Sunday, May 01, 2011
Nicholas Kardaras: "How Plato and Pythagoras Can Save Your Life"
Author: Nicholas Kardaras, Ph. D.
Title: "How Plato and Pythagoras Can Save Your Life: The Ancient Greek Prescription for Health & Happiness."
Publication: Conari Press, ISBN 978-1-57324-475-6, 240 pages, hardcover, Six Parts, 18 Chapters, 12 Exercises, with a Dissertation Abstract
I received a sample copy of the book from the author. He is a psychotherapist and clinical assistant professor at Stony Brook University and adjunct professor at the Institute of Transpersonal Psychology.
As one could perhaps judge from the forearm tattoos on the dust jacket, the author has arrived at his position in life with a risky road with many setbacks, having worked in the nighclub business and then been through rehabilitation programs, the kind where you share chores in a group home, well before going back and getting his doctorate.
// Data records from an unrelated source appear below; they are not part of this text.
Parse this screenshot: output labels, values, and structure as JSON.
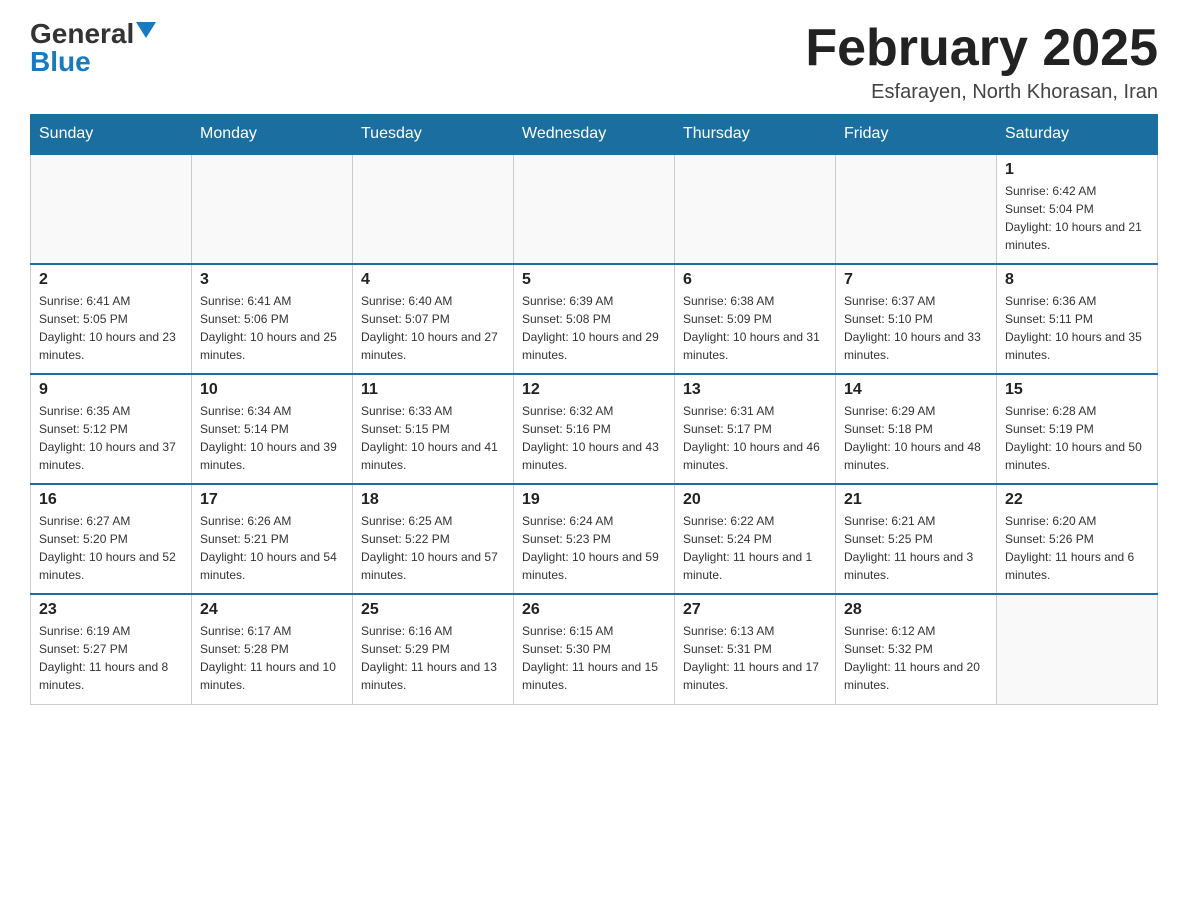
{
  "logo": {
    "general": "General",
    "blue": "Blue"
  },
  "title": "February 2025",
  "location": "Esfarayen, North Khorasan, Iran",
  "days_of_week": [
    "Sunday",
    "Monday",
    "Tuesday",
    "Wednesday",
    "Thursday",
    "Friday",
    "Saturday"
  ],
  "weeks": [
    [
      {
        "day": "",
        "info": ""
      },
      {
        "day": "",
        "info": ""
      },
      {
        "day": "",
        "info": ""
      },
      {
        "day": "",
        "info": ""
      },
      {
        "day": "",
        "info": ""
      },
      {
        "day": "",
        "info": ""
      },
      {
        "day": "1",
        "info": "Sunrise: 6:42 AM\nSunset: 5:04 PM\nDaylight: 10 hours and 21 minutes."
      }
    ],
    [
      {
        "day": "2",
        "info": "Sunrise: 6:41 AM\nSunset: 5:05 PM\nDaylight: 10 hours and 23 minutes."
      },
      {
        "day": "3",
        "info": "Sunrise: 6:41 AM\nSunset: 5:06 PM\nDaylight: 10 hours and 25 minutes."
      },
      {
        "day": "4",
        "info": "Sunrise: 6:40 AM\nSunset: 5:07 PM\nDaylight: 10 hours and 27 minutes."
      },
      {
        "day": "5",
        "info": "Sunrise: 6:39 AM\nSunset: 5:08 PM\nDaylight: 10 hours and 29 minutes."
      },
      {
        "day": "6",
        "info": "Sunrise: 6:38 AM\nSunset: 5:09 PM\nDaylight: 10 hours and 31 minutes."
      },
      {
        "day": "7",
        "info": "Sunrise: 6:37 AM\nSunset: 5:10 PM\nDaylight: 10 hours and 33 minutes."
      },
      {
        "day": "8",
        "info": "Sunrise: 6:36 AM\nSunset: 5:11 PM\nDaylight: 10 hours and 35 minutes."
      }
    ],
    [
      {
        "day": "9",
        "info": "Sunrise: 6:35 AM\nSunset: 5:12 PM\nDaylight: 10 hours and 37 minutes."
      },
      {
        "day": "10",
        "info": "Sunrise: 6:34 AM\nSunset: 5:14 PM\nDaylight: 10 hours and 39 minutes."
      },
      {
        "day": "11",
        "info": "Sunrise: 6:33 AM\nSunset: 5:15 PM\nDaylight: 10 hours and 41 minutes."
      },
      {
        "day": "12",
        "info": "Sunrise: 6:32 AM\nSunset: 5:16 PM\nDaylight: 10 hours and 43 minutes."
      },
      {
        "day": "13",
        "info": "Sunrise: 6:31 AM\nSunset: 5:17 PM\nDaylight: 10 hours and 46 minutes."
      },
      {
        "day": "14",
        "info": "Sunrise: 6:29 AM\nSunset: 5:18 PM\nDaylight: 10 hours and 48 minutes."
      },
      {
        "day": "15",
        "info": "Sunrise: 6:28 AM\nSunset: 5:19 PM\nDaylight: 10 hours and 50 minutes."
      }
    ],
    [
      {
        "day": "16",
        "info": "Sunrise: 6:27 AM\nSunset: 5:20 PM\nDaylight: 10 hours and 52 minutes."
      },
      {
        "day": "17",
        "info": "Sunrise: 6:26 AM\nSunset: 5:21 PM\nDaylight: 10 hours and 54 minutes."
      },
      {
        "day": "18",
        "info": "Sunrise: 6:25 AM\nSunset: 5:22 PM\nDaylight: 10 hours and 57 minutes."
      },
      {
        "day": "19",
        "info": "Sunrise: 6:24 AM\nSunset: 5:23 PM\nDaylight: 10 hours and 59 minutes."
      },
      {
        "day": "20",
        "info": "Sunrise: 6:22 AM\nSunset: 5:24 PM\nDaylight: 11 hours and 1 minute."
      },
      {
        "day": "21",
        "info": "Sunrise: 6:21 AM\nSunset: 5:25 PM\nDaylight: 11 hours and 3 minutes."
      },
      {
        "day": "22",
        "info": "Sunrise: 6:20 AM\nSunset: 5:26 PM\nDaylight: 11 hours and 6 minutes."
      }
    ],
    [
      {
        "day": "23",
        "info": "Sunrise: 6:19 AM\nSunset: 5:27 PM\nDaylight: 11 hours and 8 minutes."
      },
      {
        "day": "24",
        "info": "Sunrise: 6:17 AM\nSunset: 5:28 PM\nDaylight: 11 hours and 10 minutes."
      },
      {
        "day": "25",
        "info": "Sunrise: 6:16 AM\nSunset: 5:29 PM\nDaylight: 11 hours and 13 minutes."
      },
      {
        "day": "26",
        "info": "Sunrise: 6:15 AM\nSunset: 5:30 PM\nDaylight: 11 hours and 15 minutes."
      },
      {
        "day": "27",
        "info": "Sunrise: 6:13 AM\nSunset: 5:31 PM\nDaylight: 11 hours and 17 minutes."
      },
      {
        "day": "28",
        "info": "Sunrise: 6:12 AM\nSunset: 5:32 PM\nDaylight: 11 hours and 20 minutes."
      },
      {
        "day": "",
        "info": ""
      }
    ]
  ]
}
He gets into this worldview pretty quickly as he finishes the autobiographical narrative: the arch of “Philosophy, Science and Religion”, which he calls “the Ultimate Cage Match” (Ch. 5). Philosophy rather comes between the two, but it also shows that religion and science complement one another.
After I moved to Minnesota in 1997, I got to know some college undergraduates who were majoring in philosophy, one of whom, a senior at Hamline University in St. Paul then, set up my own lecture and television appearance about my own “Do Ask Do Tell” book.
In the latter part of the book, the author traces the contributions of the major Greek philosophers to a productive understanding of the point of one’s life. Pythagoras was a bit of a prodigy and a Clark Kent type young man. I found myself wondering if the digits of pi would be random even in hexadecimal (base 16).
Toward the end, he discusses the physics, or metaphysics, of the soul: the idea that one may give up a sense of individual self and join something larger to experience cosmic consciousness (an idea explored also by H. Spencer Lewis with Rosicrucianism). He gets into the question as to how information is stored and propagated in the universe in black holes – holographically, an idea previously explored in a Itzhak’s Bentov’s “Stalking the Wild Pendulum” and Jeffrey Mishlove’s “The Roots of Consciousness”.